India To Hire Private Consultants To Determine Number of HIV-Positive People Living in Country, Health Minister Says
India plans to ask a private consulting firm to research how many HIV-positive people are living in the country, Indian Health Minister Anbumani Ramadoss said Monday, BBC News reports. The health ministry has short-listed Tata Consultancy Services, the Indian Institute of Management and McKinsey & Company to compete for the project, and it plans to make a decision within one month about which firm will conduct the survey, Ramadoss said (BBC News, 9/20). "We feel ashamed when visitors to India express apprehension over the AIDS situation here," Ramadoss said, adding, "We want to check this (HIV/AIDS) before this becomes an economic burden" (AFP/Independent Online, 9/20). Ramadoss said that the survey eventually will be integrated into a broader five-year disease surveillance project that also would monitor other diseases in India, the Statesman reports. The World Bank will fund 75% of the survey, and the state-run National AIDS Control Organization will fund the remaining 25% (Statesman, 9/20).
India's HIV/AIDS Numbers Disputed

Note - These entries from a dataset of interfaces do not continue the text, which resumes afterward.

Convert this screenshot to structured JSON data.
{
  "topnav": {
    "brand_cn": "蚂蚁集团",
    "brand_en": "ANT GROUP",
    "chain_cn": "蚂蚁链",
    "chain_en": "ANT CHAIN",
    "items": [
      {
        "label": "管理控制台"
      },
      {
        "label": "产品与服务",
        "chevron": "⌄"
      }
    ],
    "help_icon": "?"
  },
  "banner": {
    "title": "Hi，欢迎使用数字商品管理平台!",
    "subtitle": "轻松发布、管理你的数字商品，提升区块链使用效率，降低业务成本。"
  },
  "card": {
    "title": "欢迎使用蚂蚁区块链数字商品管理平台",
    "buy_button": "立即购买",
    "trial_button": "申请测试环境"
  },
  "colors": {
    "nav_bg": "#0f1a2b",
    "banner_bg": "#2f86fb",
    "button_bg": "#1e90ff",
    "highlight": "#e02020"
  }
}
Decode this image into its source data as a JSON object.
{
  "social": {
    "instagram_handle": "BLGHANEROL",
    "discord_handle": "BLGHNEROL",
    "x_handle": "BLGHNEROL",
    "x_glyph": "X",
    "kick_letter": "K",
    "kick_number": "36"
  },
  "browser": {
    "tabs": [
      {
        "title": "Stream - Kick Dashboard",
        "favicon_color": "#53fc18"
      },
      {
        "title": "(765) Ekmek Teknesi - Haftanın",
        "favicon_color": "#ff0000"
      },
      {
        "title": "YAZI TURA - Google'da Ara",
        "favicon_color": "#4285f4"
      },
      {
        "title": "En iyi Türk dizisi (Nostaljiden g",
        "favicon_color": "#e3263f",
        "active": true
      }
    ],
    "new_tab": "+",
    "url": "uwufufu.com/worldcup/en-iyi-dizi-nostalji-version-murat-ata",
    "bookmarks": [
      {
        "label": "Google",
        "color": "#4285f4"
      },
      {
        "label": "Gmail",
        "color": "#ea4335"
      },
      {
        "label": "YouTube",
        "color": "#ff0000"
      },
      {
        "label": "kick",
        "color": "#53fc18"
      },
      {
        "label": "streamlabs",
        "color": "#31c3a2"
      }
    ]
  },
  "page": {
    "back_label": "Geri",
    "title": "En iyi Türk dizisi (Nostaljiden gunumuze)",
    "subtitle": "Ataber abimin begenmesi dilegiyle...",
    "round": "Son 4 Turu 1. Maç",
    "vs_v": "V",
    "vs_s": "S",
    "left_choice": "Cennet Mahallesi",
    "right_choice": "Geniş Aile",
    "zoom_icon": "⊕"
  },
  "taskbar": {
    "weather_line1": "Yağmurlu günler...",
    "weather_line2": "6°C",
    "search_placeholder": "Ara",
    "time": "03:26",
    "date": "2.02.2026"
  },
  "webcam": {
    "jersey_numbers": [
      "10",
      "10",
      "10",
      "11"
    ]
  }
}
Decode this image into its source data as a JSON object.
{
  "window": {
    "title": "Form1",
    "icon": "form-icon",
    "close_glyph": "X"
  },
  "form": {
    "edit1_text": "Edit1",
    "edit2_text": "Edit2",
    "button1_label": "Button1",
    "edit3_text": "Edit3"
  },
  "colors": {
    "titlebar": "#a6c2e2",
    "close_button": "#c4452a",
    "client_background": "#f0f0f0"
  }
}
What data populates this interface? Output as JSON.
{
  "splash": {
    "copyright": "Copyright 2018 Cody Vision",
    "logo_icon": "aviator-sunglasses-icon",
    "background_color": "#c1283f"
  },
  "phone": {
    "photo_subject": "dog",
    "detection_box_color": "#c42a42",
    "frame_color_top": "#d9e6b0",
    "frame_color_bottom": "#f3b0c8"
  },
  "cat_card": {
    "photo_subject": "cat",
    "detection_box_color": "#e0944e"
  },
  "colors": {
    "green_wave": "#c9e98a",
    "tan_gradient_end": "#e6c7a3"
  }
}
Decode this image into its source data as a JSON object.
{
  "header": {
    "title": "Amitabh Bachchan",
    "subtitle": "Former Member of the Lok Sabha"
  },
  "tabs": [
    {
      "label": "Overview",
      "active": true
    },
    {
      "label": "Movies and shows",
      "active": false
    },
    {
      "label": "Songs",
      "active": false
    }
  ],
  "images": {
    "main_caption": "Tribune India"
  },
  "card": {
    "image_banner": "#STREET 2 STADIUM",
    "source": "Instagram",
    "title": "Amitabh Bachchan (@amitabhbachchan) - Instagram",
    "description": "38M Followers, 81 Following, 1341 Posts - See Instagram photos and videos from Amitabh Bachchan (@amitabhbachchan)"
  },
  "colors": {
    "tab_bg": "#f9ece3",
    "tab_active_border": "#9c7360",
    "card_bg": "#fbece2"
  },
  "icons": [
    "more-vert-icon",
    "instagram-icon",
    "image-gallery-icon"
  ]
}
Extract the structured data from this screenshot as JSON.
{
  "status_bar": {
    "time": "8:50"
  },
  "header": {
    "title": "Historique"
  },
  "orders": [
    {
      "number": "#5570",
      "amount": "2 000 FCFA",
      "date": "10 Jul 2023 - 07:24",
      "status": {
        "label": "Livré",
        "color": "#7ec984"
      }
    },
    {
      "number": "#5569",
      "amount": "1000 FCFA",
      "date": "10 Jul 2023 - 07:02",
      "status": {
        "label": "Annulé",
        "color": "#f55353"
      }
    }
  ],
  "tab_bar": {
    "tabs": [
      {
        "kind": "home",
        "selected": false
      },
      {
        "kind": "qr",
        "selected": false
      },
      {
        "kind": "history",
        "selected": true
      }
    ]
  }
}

In July, NACO said that India had 5.1 million HIV-positive people, second in the world to South Africa's 5.3 million (AFP/Independent Online, 9/20). However, Richard Feachem, executive director of the Global Fund to Fight AIDS, Tuberculosis and Malaria, last week said that he and other HIV/AIDS experts believe the actual number of HIV-positive people in India is much higher than the reported figure because the current estimate fails to take into account the HIV-positive people in the country who are unaware of their HIV status or have not disclosed it. Feachem said that the Indian HIV/AIDS epidemic is "on an African trajectory ... and incidence of HIV/AIDS is rising rapidly." Although he said he could not estimate the number of HIV-positive people in India, he said he believes the number is "considerably more" than 5.1 million. He added, "I am happy to be wrong. But I think I will be proved right, soon" (Kaiser Daily HIV/AIDS Report, 9/16). Two years ago, the U.S National Intelligence Council estimated that there were five million to eight million HIV-positive people in India, and the number could reach 20 million to 25 million by 2010 (BBC News, 9/20). India recorded 520,000 new HIV cases in 2003, down from 610,000 cases in 2002; the government said that the decline proves its anti-AIDS approach is working, AFP/Independent Online reports. However, nongovernmental AIDS organizations working in the country have questioned the data, saying that the government "excessively" advocates abstinence and avoids "breaking social taboos" through the promotion of safe sex, according to AFP/Independent Online (AFP/Independent Online, 9/20).